= WHAT THE TASK REQUIRES =
Return every line from the records below in which the word "versions" is found.

[Data records for software interfaces]

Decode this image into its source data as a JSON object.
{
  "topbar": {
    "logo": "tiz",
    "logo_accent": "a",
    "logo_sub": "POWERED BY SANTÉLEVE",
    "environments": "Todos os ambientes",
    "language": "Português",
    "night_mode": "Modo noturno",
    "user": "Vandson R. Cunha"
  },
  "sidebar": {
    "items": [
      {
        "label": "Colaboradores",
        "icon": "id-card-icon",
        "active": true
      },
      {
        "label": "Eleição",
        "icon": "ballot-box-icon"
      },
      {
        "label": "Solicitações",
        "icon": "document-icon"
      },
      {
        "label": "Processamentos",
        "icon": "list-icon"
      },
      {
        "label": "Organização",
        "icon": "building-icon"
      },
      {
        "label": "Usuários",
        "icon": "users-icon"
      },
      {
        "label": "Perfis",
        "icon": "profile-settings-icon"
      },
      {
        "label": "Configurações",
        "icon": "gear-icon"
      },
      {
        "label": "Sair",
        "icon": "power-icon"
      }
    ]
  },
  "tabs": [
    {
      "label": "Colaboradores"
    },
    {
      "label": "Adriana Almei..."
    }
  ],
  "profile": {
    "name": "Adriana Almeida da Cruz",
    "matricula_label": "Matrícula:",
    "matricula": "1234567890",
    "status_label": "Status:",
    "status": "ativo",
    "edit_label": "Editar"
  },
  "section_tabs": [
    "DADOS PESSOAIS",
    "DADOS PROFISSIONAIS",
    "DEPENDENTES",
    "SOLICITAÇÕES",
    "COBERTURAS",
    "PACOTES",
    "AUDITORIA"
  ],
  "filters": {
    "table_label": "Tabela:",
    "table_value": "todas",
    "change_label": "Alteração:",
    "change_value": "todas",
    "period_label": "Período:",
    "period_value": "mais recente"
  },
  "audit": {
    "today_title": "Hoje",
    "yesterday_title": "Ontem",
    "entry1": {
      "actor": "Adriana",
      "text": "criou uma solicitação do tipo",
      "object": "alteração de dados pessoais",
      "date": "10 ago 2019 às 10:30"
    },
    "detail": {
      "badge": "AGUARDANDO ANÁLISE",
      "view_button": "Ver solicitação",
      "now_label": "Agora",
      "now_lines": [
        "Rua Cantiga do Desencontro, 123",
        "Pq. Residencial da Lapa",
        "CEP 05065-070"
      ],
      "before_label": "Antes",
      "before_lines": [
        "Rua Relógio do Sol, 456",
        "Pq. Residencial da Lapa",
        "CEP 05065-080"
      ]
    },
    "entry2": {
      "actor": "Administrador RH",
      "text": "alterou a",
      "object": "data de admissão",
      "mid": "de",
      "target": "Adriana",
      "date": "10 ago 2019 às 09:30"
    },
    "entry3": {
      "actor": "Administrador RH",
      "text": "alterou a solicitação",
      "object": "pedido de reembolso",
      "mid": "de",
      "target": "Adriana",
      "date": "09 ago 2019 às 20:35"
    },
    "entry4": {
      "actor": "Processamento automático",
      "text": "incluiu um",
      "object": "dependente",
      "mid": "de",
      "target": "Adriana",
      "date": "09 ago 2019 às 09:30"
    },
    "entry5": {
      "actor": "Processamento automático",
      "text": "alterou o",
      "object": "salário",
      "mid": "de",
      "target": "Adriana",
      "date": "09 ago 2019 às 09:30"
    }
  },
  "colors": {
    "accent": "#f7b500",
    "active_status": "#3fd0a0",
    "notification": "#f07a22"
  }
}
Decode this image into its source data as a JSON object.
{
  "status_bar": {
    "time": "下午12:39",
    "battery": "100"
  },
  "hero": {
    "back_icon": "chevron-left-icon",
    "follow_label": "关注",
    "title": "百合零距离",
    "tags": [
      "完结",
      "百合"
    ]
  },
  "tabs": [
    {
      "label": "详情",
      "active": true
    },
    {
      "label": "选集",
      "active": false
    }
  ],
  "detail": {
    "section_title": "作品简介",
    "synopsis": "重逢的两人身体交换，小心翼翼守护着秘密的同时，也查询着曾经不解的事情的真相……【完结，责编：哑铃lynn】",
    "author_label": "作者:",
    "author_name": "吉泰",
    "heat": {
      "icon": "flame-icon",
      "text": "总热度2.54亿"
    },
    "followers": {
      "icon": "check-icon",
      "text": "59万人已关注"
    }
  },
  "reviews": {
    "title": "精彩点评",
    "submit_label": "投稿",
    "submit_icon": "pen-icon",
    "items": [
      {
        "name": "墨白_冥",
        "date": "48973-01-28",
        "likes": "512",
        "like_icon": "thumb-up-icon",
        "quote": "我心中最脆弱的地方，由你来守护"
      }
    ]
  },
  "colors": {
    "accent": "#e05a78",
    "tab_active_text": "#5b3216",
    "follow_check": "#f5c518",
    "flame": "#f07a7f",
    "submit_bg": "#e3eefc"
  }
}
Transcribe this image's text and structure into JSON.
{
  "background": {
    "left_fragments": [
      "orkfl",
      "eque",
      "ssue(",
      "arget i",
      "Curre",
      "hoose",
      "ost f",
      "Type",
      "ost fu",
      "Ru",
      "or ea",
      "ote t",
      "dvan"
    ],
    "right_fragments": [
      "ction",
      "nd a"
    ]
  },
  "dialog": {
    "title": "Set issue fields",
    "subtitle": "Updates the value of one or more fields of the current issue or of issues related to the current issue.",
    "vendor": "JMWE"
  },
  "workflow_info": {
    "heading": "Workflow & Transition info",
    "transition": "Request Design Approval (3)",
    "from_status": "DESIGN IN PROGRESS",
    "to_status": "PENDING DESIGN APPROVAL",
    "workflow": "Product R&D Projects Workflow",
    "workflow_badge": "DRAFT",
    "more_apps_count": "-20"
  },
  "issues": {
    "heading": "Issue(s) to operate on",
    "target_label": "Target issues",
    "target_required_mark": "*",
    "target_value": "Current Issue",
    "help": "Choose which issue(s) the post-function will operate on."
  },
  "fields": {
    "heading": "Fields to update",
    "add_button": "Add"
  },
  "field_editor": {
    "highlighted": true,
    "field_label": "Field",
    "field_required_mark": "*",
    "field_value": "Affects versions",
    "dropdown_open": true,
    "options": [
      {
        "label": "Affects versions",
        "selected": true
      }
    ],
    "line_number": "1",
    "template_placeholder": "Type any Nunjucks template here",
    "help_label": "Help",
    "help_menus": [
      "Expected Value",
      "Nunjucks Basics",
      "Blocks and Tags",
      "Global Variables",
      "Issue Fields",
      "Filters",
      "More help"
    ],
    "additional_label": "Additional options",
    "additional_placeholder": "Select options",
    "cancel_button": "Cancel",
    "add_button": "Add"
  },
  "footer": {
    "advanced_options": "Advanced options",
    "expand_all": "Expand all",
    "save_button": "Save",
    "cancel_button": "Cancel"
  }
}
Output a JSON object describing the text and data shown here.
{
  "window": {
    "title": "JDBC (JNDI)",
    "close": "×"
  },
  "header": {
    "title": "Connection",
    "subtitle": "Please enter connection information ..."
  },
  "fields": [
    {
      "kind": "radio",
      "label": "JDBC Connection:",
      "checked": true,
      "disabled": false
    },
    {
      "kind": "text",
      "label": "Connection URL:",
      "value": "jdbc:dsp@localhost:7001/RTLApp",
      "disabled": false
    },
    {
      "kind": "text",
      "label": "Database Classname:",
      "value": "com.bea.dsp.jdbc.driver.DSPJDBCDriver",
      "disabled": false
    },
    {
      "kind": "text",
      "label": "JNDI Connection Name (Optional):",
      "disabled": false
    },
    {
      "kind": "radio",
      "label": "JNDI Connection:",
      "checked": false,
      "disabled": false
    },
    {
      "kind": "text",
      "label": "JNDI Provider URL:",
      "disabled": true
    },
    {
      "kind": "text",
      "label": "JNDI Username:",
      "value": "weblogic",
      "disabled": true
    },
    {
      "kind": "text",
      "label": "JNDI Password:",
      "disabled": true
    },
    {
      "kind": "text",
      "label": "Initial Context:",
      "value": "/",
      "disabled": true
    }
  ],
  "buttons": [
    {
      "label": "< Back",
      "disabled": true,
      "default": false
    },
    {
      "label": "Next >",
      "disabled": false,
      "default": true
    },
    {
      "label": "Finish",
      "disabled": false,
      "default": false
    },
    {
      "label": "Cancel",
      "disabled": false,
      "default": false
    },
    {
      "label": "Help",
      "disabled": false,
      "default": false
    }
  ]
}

= RESPONSE FOR THIS EXERCISE =
    "field_value": "Affects versions",
        "label": "Affects versions",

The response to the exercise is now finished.